→ WHAT TO WORK ON: Any images in the material are to be dropped while every line is retyped exactly.

→ GIVEN RECORDS:

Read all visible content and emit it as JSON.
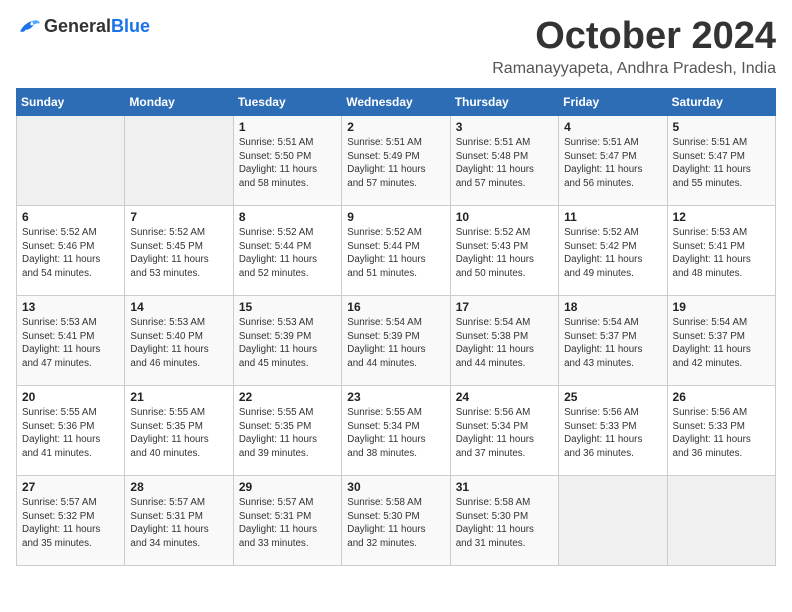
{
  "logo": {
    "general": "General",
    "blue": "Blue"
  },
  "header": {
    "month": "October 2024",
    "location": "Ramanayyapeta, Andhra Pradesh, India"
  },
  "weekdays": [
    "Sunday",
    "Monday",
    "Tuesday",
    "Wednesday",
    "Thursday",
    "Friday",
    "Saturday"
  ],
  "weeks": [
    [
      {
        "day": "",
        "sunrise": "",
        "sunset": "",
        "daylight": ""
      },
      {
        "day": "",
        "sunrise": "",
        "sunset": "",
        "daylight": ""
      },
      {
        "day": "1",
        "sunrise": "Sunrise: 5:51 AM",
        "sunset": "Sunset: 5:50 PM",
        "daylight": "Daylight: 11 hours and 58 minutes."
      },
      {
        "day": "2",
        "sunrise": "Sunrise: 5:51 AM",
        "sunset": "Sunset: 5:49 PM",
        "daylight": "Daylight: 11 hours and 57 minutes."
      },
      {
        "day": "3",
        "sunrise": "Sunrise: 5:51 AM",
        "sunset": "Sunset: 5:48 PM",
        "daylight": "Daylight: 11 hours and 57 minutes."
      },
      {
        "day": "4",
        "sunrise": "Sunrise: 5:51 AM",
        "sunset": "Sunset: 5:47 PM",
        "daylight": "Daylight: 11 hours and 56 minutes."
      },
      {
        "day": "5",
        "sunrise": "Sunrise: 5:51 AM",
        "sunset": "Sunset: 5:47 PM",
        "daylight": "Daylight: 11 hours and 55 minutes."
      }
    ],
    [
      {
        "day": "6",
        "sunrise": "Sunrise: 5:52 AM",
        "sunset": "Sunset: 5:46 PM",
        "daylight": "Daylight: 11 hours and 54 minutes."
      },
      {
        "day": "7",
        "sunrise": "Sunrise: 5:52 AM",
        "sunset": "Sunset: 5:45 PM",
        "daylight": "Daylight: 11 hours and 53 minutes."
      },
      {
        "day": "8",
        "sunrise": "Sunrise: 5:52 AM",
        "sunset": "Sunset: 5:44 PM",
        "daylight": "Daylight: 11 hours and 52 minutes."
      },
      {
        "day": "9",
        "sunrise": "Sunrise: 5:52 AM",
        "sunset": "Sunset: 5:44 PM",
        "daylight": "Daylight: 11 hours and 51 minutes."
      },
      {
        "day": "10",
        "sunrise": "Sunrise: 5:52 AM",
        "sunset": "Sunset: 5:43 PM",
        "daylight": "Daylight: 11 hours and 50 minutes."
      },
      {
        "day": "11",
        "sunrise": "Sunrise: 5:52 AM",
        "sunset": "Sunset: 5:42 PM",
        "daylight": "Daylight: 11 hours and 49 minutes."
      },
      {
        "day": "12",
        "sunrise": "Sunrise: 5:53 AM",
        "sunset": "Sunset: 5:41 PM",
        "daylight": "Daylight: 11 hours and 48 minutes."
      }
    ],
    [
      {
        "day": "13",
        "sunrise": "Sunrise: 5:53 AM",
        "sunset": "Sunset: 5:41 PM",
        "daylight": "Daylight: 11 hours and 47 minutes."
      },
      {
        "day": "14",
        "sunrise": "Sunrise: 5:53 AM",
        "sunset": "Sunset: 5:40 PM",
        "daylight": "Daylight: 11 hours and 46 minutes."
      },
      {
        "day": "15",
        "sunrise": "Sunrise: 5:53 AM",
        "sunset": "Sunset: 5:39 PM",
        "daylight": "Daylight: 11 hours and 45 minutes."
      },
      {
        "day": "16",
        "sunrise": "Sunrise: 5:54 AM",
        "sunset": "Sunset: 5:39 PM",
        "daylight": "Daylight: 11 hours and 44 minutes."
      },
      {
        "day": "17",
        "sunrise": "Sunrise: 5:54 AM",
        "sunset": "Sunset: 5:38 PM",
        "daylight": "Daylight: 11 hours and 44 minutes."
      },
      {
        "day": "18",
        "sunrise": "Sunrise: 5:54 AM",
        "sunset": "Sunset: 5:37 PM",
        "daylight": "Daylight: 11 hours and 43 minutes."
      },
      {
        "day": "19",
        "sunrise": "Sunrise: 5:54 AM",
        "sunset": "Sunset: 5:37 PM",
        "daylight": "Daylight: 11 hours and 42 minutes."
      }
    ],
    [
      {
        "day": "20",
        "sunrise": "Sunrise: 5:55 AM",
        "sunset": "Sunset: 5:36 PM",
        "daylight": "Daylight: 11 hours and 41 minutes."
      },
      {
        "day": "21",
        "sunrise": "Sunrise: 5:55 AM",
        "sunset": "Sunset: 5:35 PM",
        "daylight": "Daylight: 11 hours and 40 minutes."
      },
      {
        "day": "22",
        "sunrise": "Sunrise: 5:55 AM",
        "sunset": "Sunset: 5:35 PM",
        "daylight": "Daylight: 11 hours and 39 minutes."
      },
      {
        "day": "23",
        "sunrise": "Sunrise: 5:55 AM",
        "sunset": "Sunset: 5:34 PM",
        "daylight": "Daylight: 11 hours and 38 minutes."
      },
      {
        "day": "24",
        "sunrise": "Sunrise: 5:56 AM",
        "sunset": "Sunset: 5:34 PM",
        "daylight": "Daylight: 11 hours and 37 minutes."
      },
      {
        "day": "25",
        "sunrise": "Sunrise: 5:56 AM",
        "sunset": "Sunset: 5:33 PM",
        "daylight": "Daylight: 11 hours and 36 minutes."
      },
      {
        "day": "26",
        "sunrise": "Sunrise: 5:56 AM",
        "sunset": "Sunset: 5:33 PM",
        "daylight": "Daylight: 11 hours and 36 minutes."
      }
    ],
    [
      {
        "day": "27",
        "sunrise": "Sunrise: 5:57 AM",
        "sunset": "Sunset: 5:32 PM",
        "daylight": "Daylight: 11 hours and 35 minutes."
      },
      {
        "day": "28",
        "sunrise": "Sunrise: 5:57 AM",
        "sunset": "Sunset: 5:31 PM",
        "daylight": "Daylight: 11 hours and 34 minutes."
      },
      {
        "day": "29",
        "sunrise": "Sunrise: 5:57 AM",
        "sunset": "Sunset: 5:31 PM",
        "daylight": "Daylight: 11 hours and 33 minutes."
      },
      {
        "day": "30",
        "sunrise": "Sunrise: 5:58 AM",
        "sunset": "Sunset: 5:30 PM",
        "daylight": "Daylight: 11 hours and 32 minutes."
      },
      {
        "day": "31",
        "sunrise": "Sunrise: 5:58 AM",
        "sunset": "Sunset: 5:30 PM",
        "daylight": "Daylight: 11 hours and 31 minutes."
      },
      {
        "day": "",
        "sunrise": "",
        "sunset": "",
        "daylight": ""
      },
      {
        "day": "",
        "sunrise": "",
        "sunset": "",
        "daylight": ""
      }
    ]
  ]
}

→ EXPECTED OUTPUT:
Read all visible content and emit it as JSON.
{
  "logo": {
    "general": "General",
    "blue": "Blue"
  },
  "header": {
    "month": "October 2024",
    "location": "Ramanayyapeta, Andhra Pradesh, India"
  },
  "weekdays": [
    "Sunday",
    "Monday",
    "Tuesday",
    "Wednesday",
    "Thursday",
    "Friday",
    "Saturday"
  ],
  "weeks": [
    [
      {
        "day": "",
        "sunrise": "",
        "sunset": "",
        "daylight": ""
      },
      {
        "day": "",
        "sunrise": "",
        "sunset": "",
        "daylight": ""
      },
      {
        "day": "1",
        "sunrise": "Sunrise: 5:51 AM",
        "sunset": "Sunset: 5:50 PM",
        "daylight": "Daylight: 11 hours and 58 minutes."
      },
      {
        "day": "2",
        "sunrise": "Sunrise: 5:51 AM",
        "sunset": "Sunset: 5:49 PM",
        "daylight": "Daylight: 11 hours and 57 minutes."
      },
      {
        "day": "3",
        "sunrise": "Sunrise: 5:51 AM",
        "sunset": "Sunset: 5:48 PM",
        "daylight": "Daylight: 11 hours and 57 minutes."
      },
      {
        "day": "4",
        "sunrise": "Sunrise: 5:51 AM",
        "sunset": "Sunset: 5:47 PM",
        "daylight": "Daylight: 11 hours and 56 minutes."
      },
      {
        "day": "5",
        "sunrise": "Sunrise: 5:51 AM",
        "sunset": "Sunset: 5:47 PM",
        "daylight": "Daylight: 11 hours and 55 minutes."
      }
    ],
    [
      {
        "day": "6",
        "sunrise": "Sunrise: 5:52 AM",
        "sunset": "Sunset: 5:46 PM",
        "daylight": "Daylight: 11 hours and 54 minutes."
      },
      {
        "day": "7",
        "sunrise": "Sunrise: 5:52 AM",
        "sunset": "Sunset: 5:45 PM",
        "daylight": "Daylight: 11 hours and 53 minutes."
      },
      {
        "day": "8",
        "sunrise": "Sunrise: 5:52 AM",
        "sunset": "Sunset: 5:44 PM",
        "daylight": "Daylight: 11 hours and 52 minutes."
      },
      {
        "day": "9",
        "sunrise": "Sunrise: 5:52 AM",
        "sunset": "Sunset: 5:44 PM",
        "daylight": "Daylight: 11 hours and 51 minutes."
      },
      {
        "day": "10",
        "sunrise": "Sunrise: 5:52 AM",
        "sunset": "Sunset: 5:43 PM",
        "daylight": "Daylight: 11 hours and 50 minutes."
      },
      {
        "day": "11",
        "sunrise": "Sunrise: 5:52 AM",
        "sunset": "Sunset: 5:42 PM",
        "daylight": "Daylight: 11 hours and 49 minutes."
      },
      {
        "day": "12",
        "sunrise": "Sunrise: 5:53 AM",
        "sunset": "Sunset: 5:41 PM",
        "daylight": "Daylight: 11 hours and 48 minutes."
      }
    ],
    [
      {
        "day": "13",
        "sunrise": "Sunrise: 5:53 AM",
        "sunset": "Sunset: 5:41 PM",
        "daylight": "Daylight: 11 hours and 47 minutes."
      },
      {
        "day": "14",
        "sunrise": "Sunrise: 5:53 AM",
        "sunset": "Sunset: 5:40 PM",
        "daylight": "Daylight: 11 hours and 46 minutes."
      },
      {
        "day": "15",
        "sunrise": "Sunrise: 5:53 AM",
        "sunset": "Sunset: 5:39 PM",
        "daylight": "Daylight: 11 hours and 45 minutes."
      },
      {
        "day": "16",
        "sunrise": "Sunrise: 5:54 AM",
        "sunset": "Sunset: 5:39 PM",
        "daylight": "Daylight: 11 hours and 44 minutes."
      },
      {
        "day": "17",
        "sunrise": "Sunrise: 5:54 AM",
        "sunset": "Sunset: 5:38 PM",
        "daylight": "Daylight: 11 hours and 44 minutes."
      },
      {
        "day": "18",
        "sunrise": "Sunrise: 5:54 AM",
        "sunset": "Sunset: 5:37 PM",
        "daylight": "Daylight: 11 hours and 43 minutes."
      },
      {
        "day": "19",
        "sunrise": "Sunrise: 5:54 AM",
        "sunset": "Sunset: 5:37 PM",
        "daylight": "Daylight: 11 hours and 42 minutes."
      }
    ],
    [
      {
        "day": "20",
        "sunrise": "Sunrise: 5:55 AM",
        "sunset": "Sunset: 5:36 PM",
        "daylight": "Daylight: 11 hours and 41 minutes."
      },
      {
        "day": "21",
        "sunrise": "Sunrise: 5:55 AM",
        "sunset": "Sunset: 5:35 PM",
        "daylight": "Daylight: 11 hours and 40 minutes."
      },
      {
        "day": "22",
        "sunrise": "Sunrise: 5:55 AM",
        "sunset": "Sunset: 5:35 PM",
        "daylight": "Daylight: 11 hours and 39 minutes."
      },
      {
        "day": "23",
        "sunrise": "Sunrise: 5:55 AM",
        "sunset": "Sunset: 5:34 PM",
        "daylight": "Daylight: 11 hours and 38 minutes."
      },
      {
        "day": "24",
        "sunrise": "Sunrise: 5:56 AM",
        "sunset": "Sunset: 5:34 PM",
        "daylight": "Daylight: 11 hours and 37 minutes."
      },
      {
        "day": "25",
        "sunrise": "Sunrise: 5:56 AM",
        "sunset": "Sunset: 5:33 PM",
        "daylight": "Daylight: 11 hours and 36 minutes."
      },
      {
        "day": "26",
        "sunrise": "Sunrise: 5:56 AM",
        "sunset": "Sunset: 5:33 PM",
        "daylight": "Daylight: 11 hours and 36 minutes."
      }
    ],
    [
      {
        "day": "27",
        "sunrise": "Sunrise: 5:57 AM",
        "sunset": "Sunset: 5:32 PM",
        "daylight": "Daylight: 11 hours and 35 minutes."
      },
      {
        "day": "28",
        "sunrise": "Sunrise: 5:57 AM",
        "sunset": "Sunset: 5:31 PM",
        "daylight": "Daylight: 11 hours and 34 minutes."
      },
      {
        "day": "29",
        "sunrise": "Sunrise: 5:57 AM",
        "sunset": "Sunset: 5:31 PM",
        "daylight": "Daylight: 11 hours and 33 minutes."
      },
      {
        "day": "30",
        "sunrise": "Sunrise: 5:58 AM",
        "sunset": "Sunset: 5:30 PM",
        "daylight": "Daylight: 11 hours and 32 minutes."
      },
      {
        "day": "31",
        "sunrise": "Sunrise: 5:58 AM",
        "sunset": "Sunset: 5:30 PM",
        "daylight": "Daylight: 11 hours and 31 minutes."
      },
      {
        "day": "",
        "sunrise": "",
        "sunset": "",
        "daylight": ""
      },
      {
        "day": "",
        "sunrise": "",
        "sunset": "",
        "daylight": ""
      }
    ]
  ]
}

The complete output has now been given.